When and how did you first fall in love with art?
I was seven when I discovered I could draw, and from there I started looking at famous artists in a magazine collection my grandmother’s friend gave to me. I was hooked and shortly after started experimenting with oil paint, with an art practice stemming from a Fine Art degree, and which now spans 28 years.
Can you tell us something special about your studio?
I’m based the Victorian Southern Highlands and my studio is set up at the top of our barn shed. Whenever I paint I open the French doors on the balcony, and have the wonderful luxury of being accompanied by birdsong.
What does a typical day in the studio involve and when do you feel your most creative?
I drop my kids off at school and then head straight into the studio to paint. I paint every day except on the weekend. I would love to say I’m able to paint whenever I feel inspired, but in truth sometimes I simply have deadlines to meet. Even then painting remains a joy for me and always will be no matter how big the workload.
What inspires you?
I paint still lifes, with inspiration derived from things such as food as it is something I feel everyone can connect with. I like to bring the ordinary forward and encourage people to look at things in a new and elevated way.
Is there a particular material you prefer to use?
I have only ever used oils, as they are rich and movable on the canvas. I like painting Alla Prima, so the longer the paint stays wet the better.
What have you been working on recently?
I recently had a solo exhibition called Sumptuous at the Sydney’s Sketch Co gallery. I’m now working on a body of work for both the Melbourne and Sydney Affordable Art Fairs.

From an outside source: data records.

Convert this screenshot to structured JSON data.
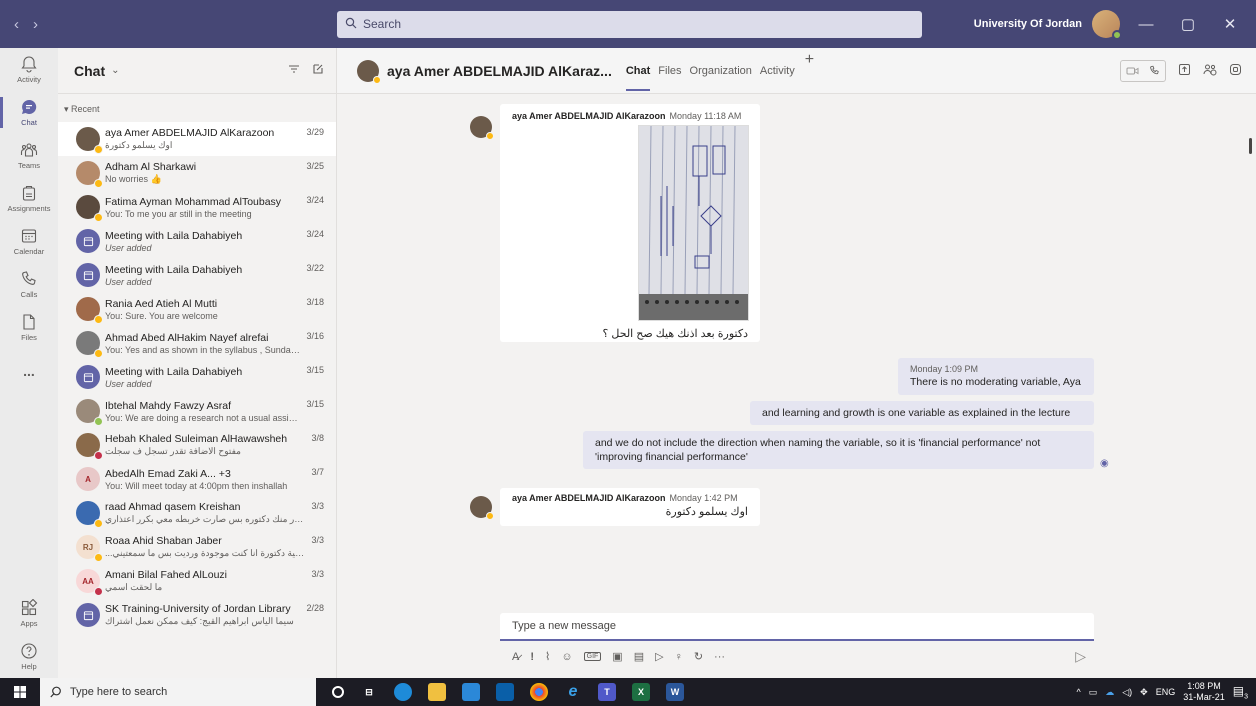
{
  "titlebar": {
    "back": "‹",
    "forward": "›",
    "search_placeholder": "Search",
    "org": "University Of Jordan",
    "minimize": "—",
    "maximize": "▢",
    "close": "✕"
  },
  "rail": [
    {
      "label": "Activity",
      "icon": "bell-icon"
    },
    {
      "label": "Chat",
      "icon": "chat-icon",
      "active": true
    },
    {
      "label": "Teams",
      "icon": "teams-icon"
    },
    {
      "label": "Assignments",
      "icon": "assignments-icon"
    },
    {
      "label": "Calendar",
      "icon": "calendar-icon"
    },
    {
      "label": "Calls",
      "icon": "phone-icon"
    },
    {
      "label": "Files",
      "icon": "file-icon"
    },
    {
      "label": "...",
      "icon": "more-icon"
    }
  ],
  "rail_bottom": [
    {
      "label": "Apps",
      "icon": "apps-icon"
    },
    {
      "label": "Help",
      "icon": "help-icon"
    }
  ],
  "chatlist": {
    "title": "Chat",
    "recent_label": "Recent",
    "items": [
      {
        "name": "aya Amer ABDELMAJID AlKarazoon",
        "preview": "اوك يسلمو دكتورة",
        "date": "3/29",
        "avatar_color": "#6b5a4a",
        "presence": "#fdb913",
        "rtl": true
      },
      {
        "name": "Adham Al Sharkawi",
        "preview": "No worries 👍",
        "date": "3/25",
        "avatar_color": "#b58a6a",
        "presence": "#fdb913"
      },
      {
        "name": "Fatima Ayman Mohammad AlToubasy",
        "preview": "You: To me you ar still in the meeting",
        "date": "3/24",
        "avatar_color": "#5a4a3e",
        "presence": "#fdb913"
      },
      {
        "name": "Meeting with Laila Dahabiyeh",
        "preview": "User added",
        "date": "3/24",
        "avatar_color": "#6264a7",
        "meeting": true
      },
      {
        "name": "Meeting with Laila Dahabiyeh",
        "preview": "User added",
        "date": "3/22",
        "avatar_color": "#6264a7",
        "meeting": true
      },
      {
        "name": "Rania Aed Atieh Al Mutti",
        "preview": "You: Sure. You are welcome",
        "date": "3/18",
        "avatar_color": "#a06a4a",
        "presence": "#fdb913"
      },
      {
        "name": "Ahmad Abed AlHakim Nayef alrefai",
        "preview": "You: Yes and as shown in the syllabus , Sunday - ...",
        "date": "3/16",
        "avatar_color": "#7a7a7a",
        "presence": "#fdb913"
      },
      {
        "name": "Meeting with Laila Dahabiyeh",
        "preview": "User added",
        "date": "3/15",
        "avatar_color": "#6264a7",
        "meeting": true
      },
      {
        "name": "Ibtehal Mahdy Fawzy Asraf",
        "preview": "You: We are doing a research not a usual assign...",
        "date": "3/15",
        "avatar_color": "#9a8a7a",
        "presence": "#92c353"
      },
      {
        "name": "Hebah Khaled Suleiman AlHawawsheh",
        "preview": "مفتوح الاضافة تقدر تسجل ف سجلت",
        "date": "3/8",
        "avatar_color": "#8a6a4a",
        "presence": "#c4314b",
        "rtl": true
      },
      {
        "name": "AbedAlh Emad Zaki A... +3",
        "preview": "You: Will meet today at 4:00pm then inshallah",
        "date": "3/7",
        "avatar_color": "#e8c8c8",
        "presence": "",
        "initials": "A",
        "initials_color": "#a4262c"
      },
      {
        "name": "raad Ahmad qasem Kreishan",
        "preview": "بعتذر منك دكتوره بس صارت خربطه معي بكرر اعتذاري",
        "date": "3/3",
        "avatar_color": "#3a6ab0",
        "presence": "#fdb913",
        "rtl": true
      },
      {
        "name": "Roaa Ahid Shaban Jaber",
        "preview": "...لعافية دكتورة انا كنت موجودة ورديت بس ما سمعتيني",
        "date": "3/3",
        "avatar_color": "#f3e0d0",
        "presence": "#fdb913",
        "initials": "RJ",
        "initials_color": "#8a5a3a",
        "rtl": true
      },
      {
        "name": "Amani Bilal Fahed AlLouzi",
        "preview": "ما لحقت اسمي",
        "date": "3/3",
        "avatar_color": "#f8d8d8",
        "presence": "#c4314b",
        "initials": "AA",
        "initials_color": "#a4262c",
        "rtl": true
      },
      {
        "name": "SK Training-University of Jordan Library",
        "preview": "سيما الياس ابراهيم القيج: كيف ممكن نعمل اشتراك",
        "date": "2/28",
        "avatar_color": "#6264a7",
        "meeting": true,
        "rtl": true
      }
    ]
  },
  "conversation": {
    "name": "aya Amer ABDELMAJID AlKaraz...",
    "tabs": [
      {
        "label": "Chat",
        "active": true
      },
      {
        "label": "Files"
      },
      {
        "label": "Organization"
      },
      {
        "label": "Activity"
      }
    ],
    "add_tab": "+",
    "messages": [
      {
        "sender": "aya Amer ABDELMAJID AlKarazoon",
        "time": "Monday 11:18 AM",
        "text": "دكتورة بعد اذنك هيك صح الحل ؟"
      },
      {
        "time": "Monday 1:09 PM",
        "text": "There is no moderating variable, Aya"
      },
      {
        "text": "and learning and growth is one variable as explained in the lecture"
      },
      {
        "text_line1": "and we do not include the direction when naming the variable, so it is 'financial performance' not",
        "text_line2": "'improving financial performance'"
      },
      {
        "sender": "aya Amer ABDELMAJID AlKarazoon",
        "time": "Monday 1:42 PM",
        "text": "اوك يسلمو دكتورة"
      }
    ],
    "compose_placeholder": "Type a new message"
  },
  "taskbar": {
    "search_placeholder": "Type here to search",
    "lang": "ENG",
    "time": "1:08 PM",
    "date": "31-Mar-21",
    "notifications": "3"
  },
  "colors": {
    "brand": "#6264a7",
    "titlebar": "#464775",
    "away": "#fdb913",
    "available": "#92c353",
    "busy": "#c4314b"
  }
}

If you could add one artwork from any time to your collection – what would it be and why?
An artwork I would have in my collection would be anything by Willem Kalf, a 17th century Dutch painter.